» **DIRECTIONS FOR THIS TASK**:
From the entries below, gather each line containing the word "repositorio".

» **SUPPLIED MATERIAL**:
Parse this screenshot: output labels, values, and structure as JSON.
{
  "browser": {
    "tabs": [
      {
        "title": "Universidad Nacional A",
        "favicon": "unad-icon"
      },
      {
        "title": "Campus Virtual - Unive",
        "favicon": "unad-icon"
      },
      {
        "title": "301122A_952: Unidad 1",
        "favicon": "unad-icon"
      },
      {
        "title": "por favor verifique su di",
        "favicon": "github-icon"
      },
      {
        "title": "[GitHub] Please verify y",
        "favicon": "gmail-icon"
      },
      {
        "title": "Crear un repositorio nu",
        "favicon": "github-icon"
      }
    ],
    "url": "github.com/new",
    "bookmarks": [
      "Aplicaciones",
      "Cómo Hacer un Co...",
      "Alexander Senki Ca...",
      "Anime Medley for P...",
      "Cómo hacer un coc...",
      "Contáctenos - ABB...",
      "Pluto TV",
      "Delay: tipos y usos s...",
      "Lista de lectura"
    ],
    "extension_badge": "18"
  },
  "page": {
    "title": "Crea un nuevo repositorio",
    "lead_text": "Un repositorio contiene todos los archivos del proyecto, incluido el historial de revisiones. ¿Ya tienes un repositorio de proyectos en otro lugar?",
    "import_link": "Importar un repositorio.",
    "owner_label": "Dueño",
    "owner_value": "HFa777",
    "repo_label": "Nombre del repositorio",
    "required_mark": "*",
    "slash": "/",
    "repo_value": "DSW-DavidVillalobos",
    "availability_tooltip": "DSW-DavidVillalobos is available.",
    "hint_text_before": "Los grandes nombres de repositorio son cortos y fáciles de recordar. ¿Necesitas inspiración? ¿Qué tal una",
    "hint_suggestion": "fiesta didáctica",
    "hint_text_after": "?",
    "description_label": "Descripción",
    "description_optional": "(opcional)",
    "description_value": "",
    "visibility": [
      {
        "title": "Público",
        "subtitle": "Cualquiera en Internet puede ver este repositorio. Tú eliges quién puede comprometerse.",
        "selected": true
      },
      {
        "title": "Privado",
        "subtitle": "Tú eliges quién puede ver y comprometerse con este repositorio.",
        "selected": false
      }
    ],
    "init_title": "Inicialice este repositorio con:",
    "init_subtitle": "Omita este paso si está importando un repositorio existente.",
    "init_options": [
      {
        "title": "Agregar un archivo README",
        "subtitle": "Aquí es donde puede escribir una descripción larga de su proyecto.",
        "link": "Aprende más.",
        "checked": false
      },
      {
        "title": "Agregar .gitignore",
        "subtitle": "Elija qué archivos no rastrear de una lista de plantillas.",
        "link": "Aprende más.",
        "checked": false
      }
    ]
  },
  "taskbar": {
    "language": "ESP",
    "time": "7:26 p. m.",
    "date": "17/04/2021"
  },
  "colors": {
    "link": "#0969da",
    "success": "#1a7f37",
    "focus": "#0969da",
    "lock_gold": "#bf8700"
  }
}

» **OUTPUT OF THE EXERCISE**:
        "title": "Crear un repositorio nu",
    "title": "Crea un nuevo repositorio",
    "lead_text": "Un repositorio contiene todos los archivos del proyecto, incluido el historial de revisiones. ¿Ya tienes un repositorio de proyectos en otro lugar?",
    "import_link": "Importar un repositorio.",
    "repo_label": "Nombre del repositorio",
    "hint_text_before": "Los grandes nombres de repositorio son cortos y fáciles de recordar. ¿Necesitas inspiración? ¿Qué tal una",
        "subtitle": "Cualquiera en Internet puede ver este repositorio. Tú eliges quién puede comprometerse.",
        "subtitle": "Tú eliges quién puede ver y comprometerse con este repositorio.",
    "init_title": "Inicialice este repositorio con:",
    "init_subtitle": "Omita este paso si está importando un repositorio existente.",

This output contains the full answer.